Hunting for Air Leaks
April, 2019 | by Sean Maxwell, pro clima Technical Manager
The Blower Door test is a tried-and-true technique of measuring the air leakage rate of a building with confidence. It is so reliable, repeatable and universally comparable that building codes around the world require them by law.
They offer the ability to sum up the workmanship of air sealing into a single number, and allow you to say with great confidence whether “enough” sealing has been done to meet a target set by the project team. But probably the most compelling power of the blower door is not its ability to derive a number for air leakage. It is its ability to reveal and illustrate air leakage problems in real time.
Andy Marlow at Envirotecture invited Sean Maxwell from Pro Clima Australia to demonstrate the power of the blower door to a group of interested people at Narara Ecovillage in February.

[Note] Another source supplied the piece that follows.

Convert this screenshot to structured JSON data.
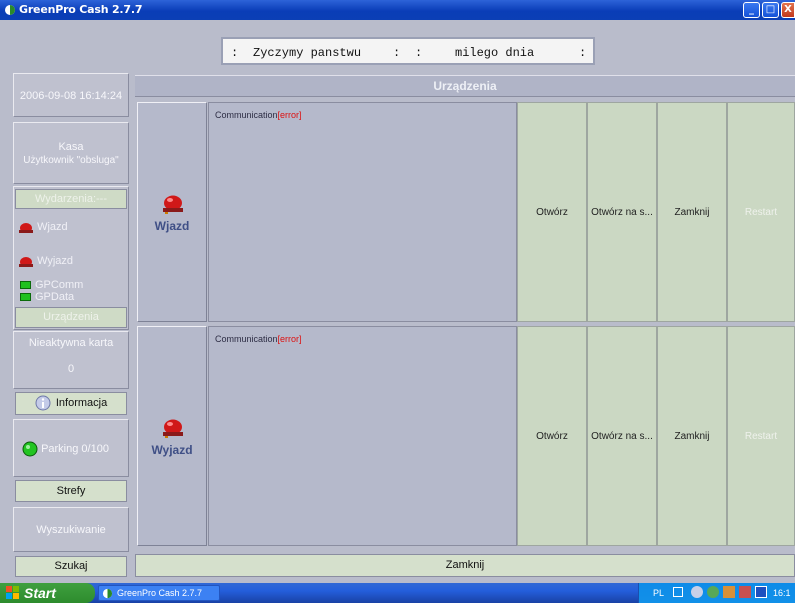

And it’s fair to say that it was a lot of fun for everyone to go hunting for leaks.
First, the Blower Door was set up and turned on. With the dimensions of the building in the computer, the test yields results almost instantly. This particular house, built for Tony and Teresa Farrell by Living Green Designer Homes, impressed participants right away.
The permeability of the home was about 3.4 m3/hr@50Pa per m2 of envelope area, or about 3.4 Air Changes per Hour at 50 Pascals (ACH50). To relate this to everyday terms, imagine all the air in the house being lost more than three times over when the house is under pressure. More air leaks mean you’ll have to pay more for heating or cooling.
The paradoxical thing about hunting for air leaks is, it’s really only fun when there are leaks to be found. For good buildings, it’s often a bit more detective work because the obvious things like seals around doors and windows don’t leak. This is where the art of design and construction for air tightness begins. Some tools will help.
During the workshop, we gave some participants tools like manometers with pressure hoses attached. It will show pressure differences across surfaces, which indicates leakage. For example, if you close the bathroom door and poke a hose under it, you can measure the pressure behind it. Pressure means that air is leaking into the bathroom and trying to make its way to rest of the house. We found some pressure and we investigated further.
There was a hatch to the roof space in the bathroom. We opened the hatch and gave a participant a party fog machine to aim into the roof space to see where it was leaking to the outside.
Half the participants went outside to try to spot the leaks. They couldn’t hear any party music outside, but they could eventually spot the party smoke. Coming out of the roof eves, fog crept out from under the metal roofing. Because this roof space was supposed to be sealed to the outside, no fog should have been seen. It’s a bit hard to see in a photo, but below you may be able to spot fog leaking from the eve.
This is where good performance like 3.4 m3/hr/m2 could become peak performance like Passive House at 0.6 ACH50. In this house, some assemblies lacked a defined and well-executed interior air barrier like INTELLO. It is these elements that create a more specific barrier to air leakage that can then be checked for integrity.
In all, we had a great time with all the participants trying to find leaks and talking about the importance of checking your building design for proper air barrier specifications, then checking the built project along the way with quality assurance tools like the Blower Door. The power of these tools is to help you learn from your successes and mistakes to find the most efficient ways to reach your goals.
If you are interested to find out more about Blower Door testing, please feel free to contact us.